At the Council on Foreign Relations (CFR) in Washington on Wednesday, in advance of the World Bank/IMF Spring Meetings, World Bank President, Dr Jim Yong Kim, stated that the global bank would deal with the extreme poverty in Nigeria and its counterparts in the coming years.
He said: “The fact is that two-thirds of the world’s extreme poor are concentrated in just five countries: India, China, Nigeria, Bangladesh, and the Democratic Republic of Congo. If you add another five countries, Indonesia, Pakistan, Tanzania, Ethiopia, and Kenya, the total grows to 80 per cent of the extreme poor.”Dr Kim stressed that the World Bank Group would focus on Nigeria and other nine countries, but emphasised that the plan would not make other countries in the world to be ignored.
“We will have a strategy that ensures that no country is left behind, as we move toward the target of ending extreme poverty by 2030,″ he said.The World Bank President also announced a series of measures aimed at strengthening the World Bank Group to better meet the evolving needs of clients, including a $100 billion increase in the lending capacity of the Bank’s lending arm for middle-income countries over the next decade.
According to Dr. Kim, this new innovations in financial management, and a boost in the institution’s ability to provide private sector support follows the record $52 billion replenishment of IDA, the World Bank’s fund for the poorest, in December 2013.
Kim also outlined how the Bank was positioning itself to better achieve its goals of ending extreme poverty by 2030 and boosting shared prosperity for the lowest 40 per cent in developing countries.
“We now have the capacity to nearly double our annual lending to middle-income countries from $15 billion to $26 to $28 billion a year. This means that the World Bank’s lending capacity will increase by $100 billion to roughly $300 billion over the next ten years.

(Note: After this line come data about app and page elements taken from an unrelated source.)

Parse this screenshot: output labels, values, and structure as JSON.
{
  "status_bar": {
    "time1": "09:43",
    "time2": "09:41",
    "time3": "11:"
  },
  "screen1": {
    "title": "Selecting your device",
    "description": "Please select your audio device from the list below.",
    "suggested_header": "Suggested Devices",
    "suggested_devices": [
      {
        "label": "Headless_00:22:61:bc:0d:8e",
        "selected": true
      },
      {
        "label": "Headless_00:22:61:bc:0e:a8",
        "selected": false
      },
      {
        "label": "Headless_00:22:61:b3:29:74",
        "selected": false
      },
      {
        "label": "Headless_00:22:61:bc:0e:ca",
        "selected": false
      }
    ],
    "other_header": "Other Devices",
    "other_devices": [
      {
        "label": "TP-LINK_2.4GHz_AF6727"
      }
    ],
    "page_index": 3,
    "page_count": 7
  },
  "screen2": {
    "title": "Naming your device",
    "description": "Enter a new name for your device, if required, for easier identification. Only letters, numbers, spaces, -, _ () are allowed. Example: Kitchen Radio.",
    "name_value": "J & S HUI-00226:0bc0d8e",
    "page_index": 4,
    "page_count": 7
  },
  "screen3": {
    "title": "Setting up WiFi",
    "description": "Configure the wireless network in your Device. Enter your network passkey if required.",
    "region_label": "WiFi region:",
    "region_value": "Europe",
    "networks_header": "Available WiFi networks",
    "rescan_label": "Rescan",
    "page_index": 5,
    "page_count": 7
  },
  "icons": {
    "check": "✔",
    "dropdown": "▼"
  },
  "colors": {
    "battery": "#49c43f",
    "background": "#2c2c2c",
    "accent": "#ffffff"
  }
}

“This is in addition to the largest IDA replenishment in history, with $52 billion in grants and concessional loans to support the poorest countries,” he said.